[Data about app and page elements]
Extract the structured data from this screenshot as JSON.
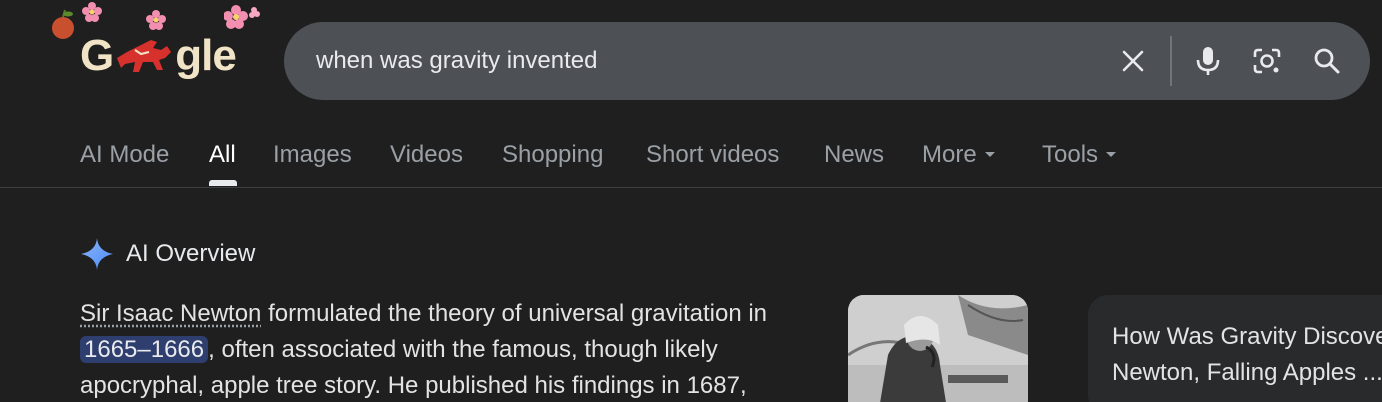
{
  "logo": {
    "text_left": "G",
    "text_right": "gle"
  },
  "search": {
    "query": "when was gravity invented"
  },
  "icons": {
    "clear": "close-icon",
    "voice": "mic-icon",
    "lens": "camera-lens-icon",
    "search": "search-icon"
  },
  "tabs": [
    {
      "label": "AI Mode"
    },
    {
      "label": "All"
    },
    {
      "label": "Images"
    },
    {
      "label": "Videos"
    },
    {
      "label": "Shopping"
    },
    {
      "label": "Short videos"
    },
    {
      "label": "News"
    },
    {
      "label": "More"
    },
    {
      "label": "Tools"
    }
  ],
  "ai_overview": {
    "title": "AI Overview",
    "link_name": "Sir Isaac Newton",
    "text_1": " formulated the theory of universal gravitation in",
    "highlight": "1665–1666",
    "text_2": ", often associated with the famous, though likely apocryphal, apple tree story. He published his findings in 1687,"
  },
  "side_card": {
    "title": "How Was Gravity Discove\nNewton, Falling Apples ..."
  }
}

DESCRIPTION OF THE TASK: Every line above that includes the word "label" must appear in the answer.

ANSWER FOR THE TASK:
      "label": "AI Mode"
      "label": "All"
      "label": "Images"
      "label": "Videos"
      "label": "Shopping"
      "label": "Short videos"
      "label": "News"
      "label": "More"
      "label": "Tools"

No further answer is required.